Making “nicer” cuts

In: Uncategorized

20 Jun 2010

Will Hutton, one of Britain’s best-known economics commentators, shows how limited and conditional opposition to austerity will be in his column in today’s Observer.  He starts by arguing the public should be persuaded of the need for sacrifice before going on to argue that cuts “have to be extremely skilfully implemented and seen to be fair”. Hutton also contends that spending reductions should be extended over a longer time period.

By “fairness” he seems to mean that more tax rises should be imposed on the rich and the poor should be protected from the worst of the cuts. He also contrasts Britain unfavourably with Canada and Sweden where cuts were made by centre left governments who believed in public spending rather than by Conservatives.

Hutton is wrong on several counts.
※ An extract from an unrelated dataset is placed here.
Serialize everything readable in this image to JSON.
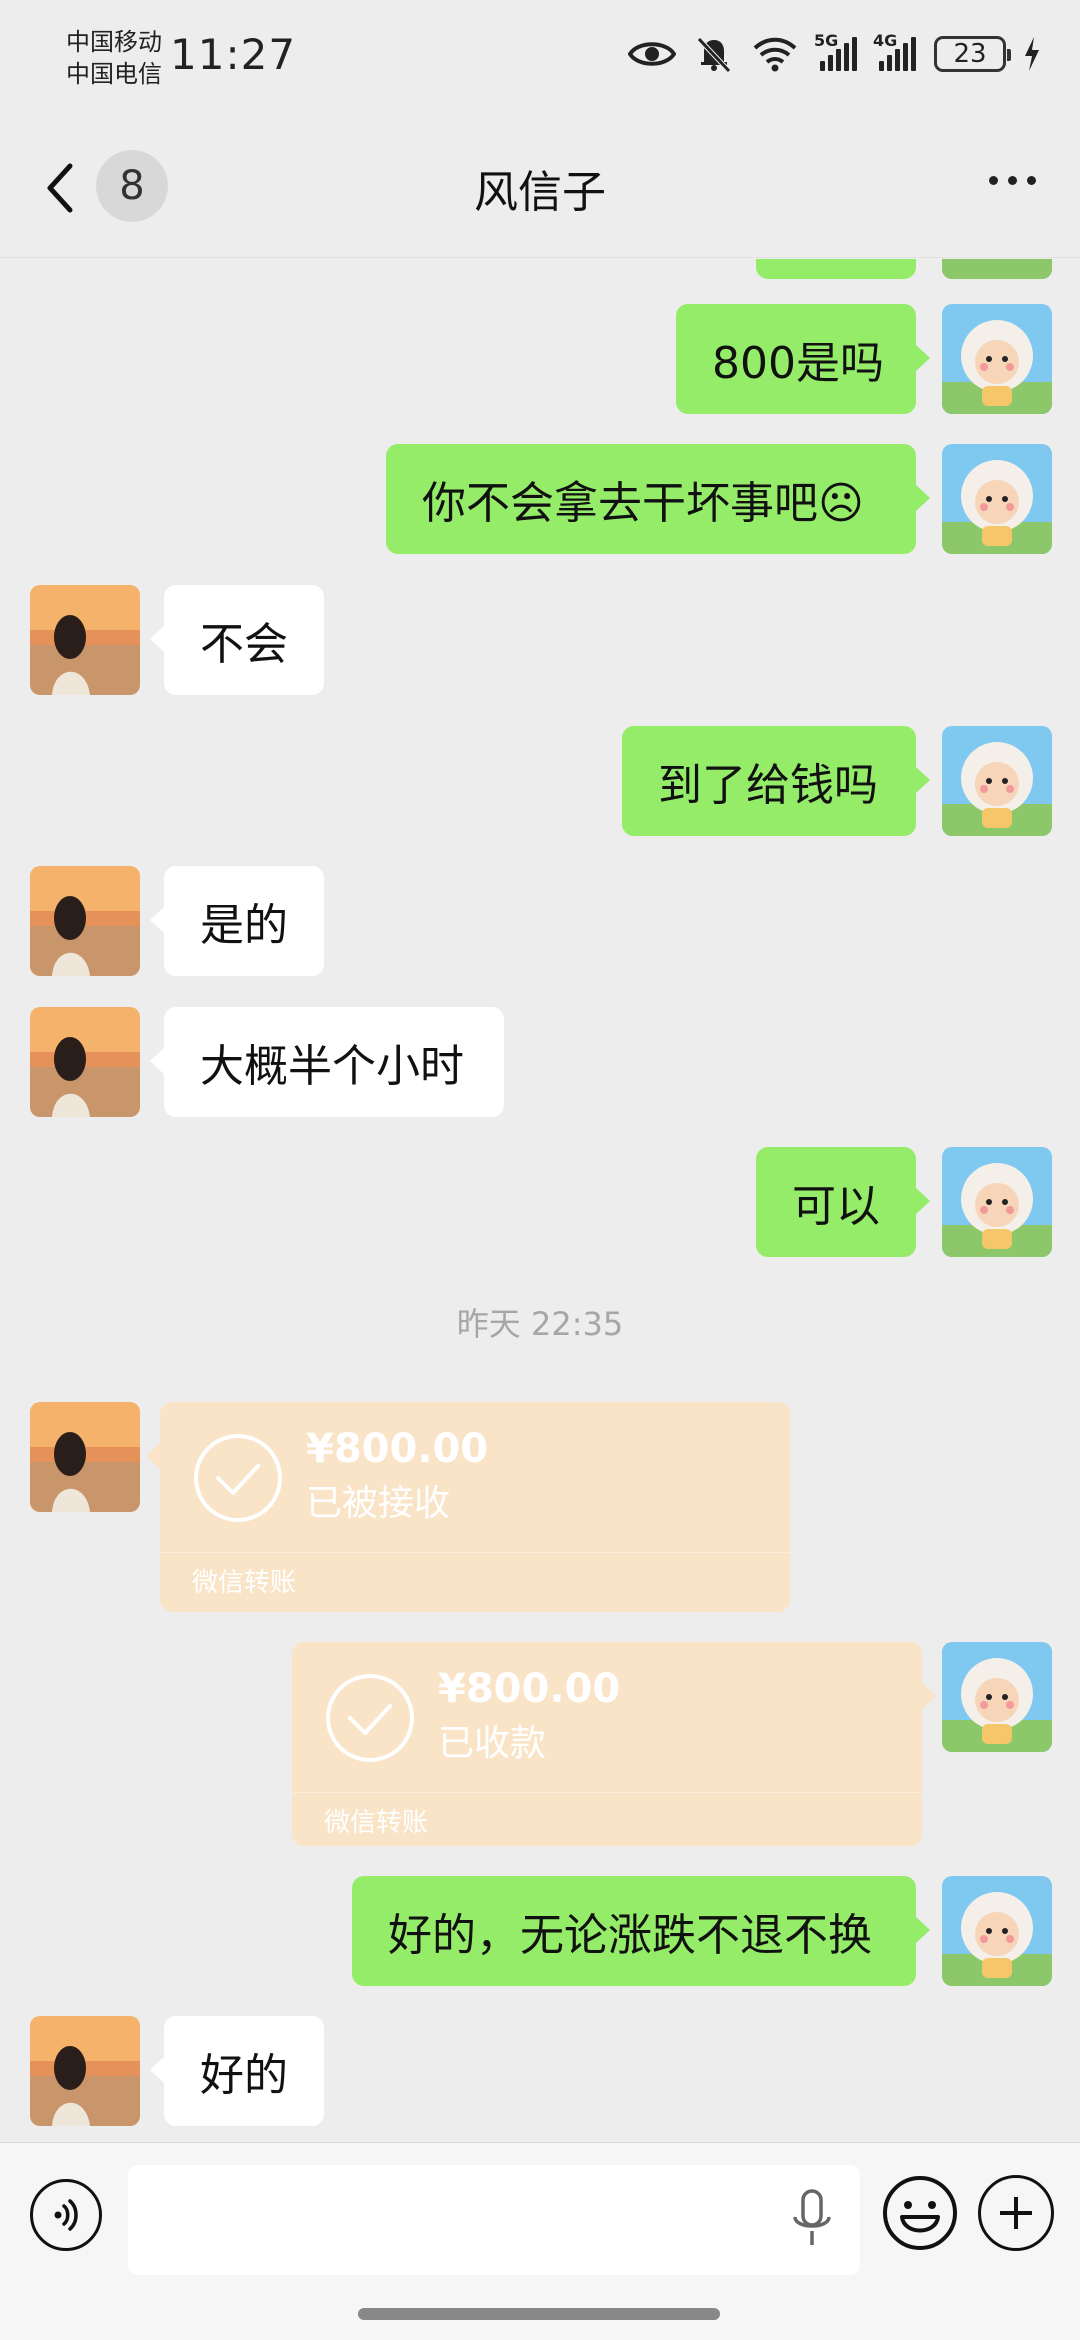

For a start he is living in the past in assuming that there are significant ideological differences between Britain’s main parties. He fails to see that they have all shunned politics for a technocratic outlook.

It is also striking that, like most others involved in this debate, he apparently has no conception of promoting economic growth. The economic discussion in Britain today is overwhelmingly about exactly where and how to cut.
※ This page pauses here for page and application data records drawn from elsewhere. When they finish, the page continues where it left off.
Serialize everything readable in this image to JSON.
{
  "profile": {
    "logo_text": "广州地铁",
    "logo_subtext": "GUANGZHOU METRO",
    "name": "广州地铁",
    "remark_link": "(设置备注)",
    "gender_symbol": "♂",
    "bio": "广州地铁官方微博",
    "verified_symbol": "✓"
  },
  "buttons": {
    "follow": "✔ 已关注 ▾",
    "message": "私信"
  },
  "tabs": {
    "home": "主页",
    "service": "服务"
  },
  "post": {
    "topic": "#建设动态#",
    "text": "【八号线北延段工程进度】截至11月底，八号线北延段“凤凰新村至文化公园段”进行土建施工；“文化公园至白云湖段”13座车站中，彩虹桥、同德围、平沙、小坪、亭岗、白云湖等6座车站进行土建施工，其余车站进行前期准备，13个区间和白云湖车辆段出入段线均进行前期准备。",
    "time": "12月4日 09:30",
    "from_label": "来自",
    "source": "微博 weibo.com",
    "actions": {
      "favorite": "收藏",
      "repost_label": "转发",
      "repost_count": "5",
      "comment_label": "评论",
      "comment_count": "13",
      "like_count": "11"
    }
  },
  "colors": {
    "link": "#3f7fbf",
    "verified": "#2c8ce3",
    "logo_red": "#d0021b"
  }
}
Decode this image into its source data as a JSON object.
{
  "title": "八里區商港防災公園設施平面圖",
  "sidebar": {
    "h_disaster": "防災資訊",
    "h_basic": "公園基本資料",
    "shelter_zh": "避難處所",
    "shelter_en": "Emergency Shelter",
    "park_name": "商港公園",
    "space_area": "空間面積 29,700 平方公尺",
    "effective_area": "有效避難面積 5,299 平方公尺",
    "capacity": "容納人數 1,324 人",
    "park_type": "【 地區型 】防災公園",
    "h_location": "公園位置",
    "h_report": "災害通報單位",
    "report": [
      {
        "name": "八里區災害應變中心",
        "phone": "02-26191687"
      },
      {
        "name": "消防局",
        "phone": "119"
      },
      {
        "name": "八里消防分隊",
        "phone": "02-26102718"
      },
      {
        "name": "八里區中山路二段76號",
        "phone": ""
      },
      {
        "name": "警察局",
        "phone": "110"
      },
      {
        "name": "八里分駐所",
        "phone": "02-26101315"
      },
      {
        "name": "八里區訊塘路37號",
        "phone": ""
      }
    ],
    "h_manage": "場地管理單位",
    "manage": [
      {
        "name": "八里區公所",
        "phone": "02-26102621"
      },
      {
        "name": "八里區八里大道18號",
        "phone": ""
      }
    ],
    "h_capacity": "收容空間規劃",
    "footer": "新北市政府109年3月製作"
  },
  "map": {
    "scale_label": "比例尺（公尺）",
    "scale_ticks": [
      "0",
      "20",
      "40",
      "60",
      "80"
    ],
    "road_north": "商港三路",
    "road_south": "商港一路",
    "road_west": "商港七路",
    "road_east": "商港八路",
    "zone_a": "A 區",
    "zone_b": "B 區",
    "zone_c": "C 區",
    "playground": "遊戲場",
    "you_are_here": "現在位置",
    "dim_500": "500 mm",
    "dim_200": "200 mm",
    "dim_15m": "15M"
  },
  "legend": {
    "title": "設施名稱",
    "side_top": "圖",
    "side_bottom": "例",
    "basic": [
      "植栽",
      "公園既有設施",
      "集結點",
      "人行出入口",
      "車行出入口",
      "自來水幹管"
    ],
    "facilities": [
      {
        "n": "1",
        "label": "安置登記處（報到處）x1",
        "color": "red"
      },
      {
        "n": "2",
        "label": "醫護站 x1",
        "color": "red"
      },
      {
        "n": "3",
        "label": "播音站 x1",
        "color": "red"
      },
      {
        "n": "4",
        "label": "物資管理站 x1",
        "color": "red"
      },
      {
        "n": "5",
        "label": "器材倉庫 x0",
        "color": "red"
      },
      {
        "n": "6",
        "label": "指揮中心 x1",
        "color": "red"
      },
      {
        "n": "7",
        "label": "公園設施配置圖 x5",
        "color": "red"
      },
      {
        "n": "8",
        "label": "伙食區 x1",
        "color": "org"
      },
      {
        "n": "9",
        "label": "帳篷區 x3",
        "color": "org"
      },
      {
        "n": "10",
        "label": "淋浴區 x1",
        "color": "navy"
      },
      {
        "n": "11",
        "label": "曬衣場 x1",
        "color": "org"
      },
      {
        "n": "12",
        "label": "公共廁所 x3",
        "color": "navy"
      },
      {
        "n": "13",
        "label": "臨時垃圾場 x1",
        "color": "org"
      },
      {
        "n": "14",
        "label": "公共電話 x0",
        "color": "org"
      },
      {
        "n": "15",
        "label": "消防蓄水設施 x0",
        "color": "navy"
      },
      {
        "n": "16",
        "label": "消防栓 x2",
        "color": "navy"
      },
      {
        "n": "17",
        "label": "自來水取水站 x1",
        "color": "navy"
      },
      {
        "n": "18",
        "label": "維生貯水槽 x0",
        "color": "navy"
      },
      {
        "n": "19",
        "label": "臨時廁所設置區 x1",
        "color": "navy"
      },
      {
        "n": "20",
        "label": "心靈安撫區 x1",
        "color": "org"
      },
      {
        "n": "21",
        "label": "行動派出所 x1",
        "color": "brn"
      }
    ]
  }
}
We need a genuine opposition to austerity rather than a debate about exactly where to wield the axe.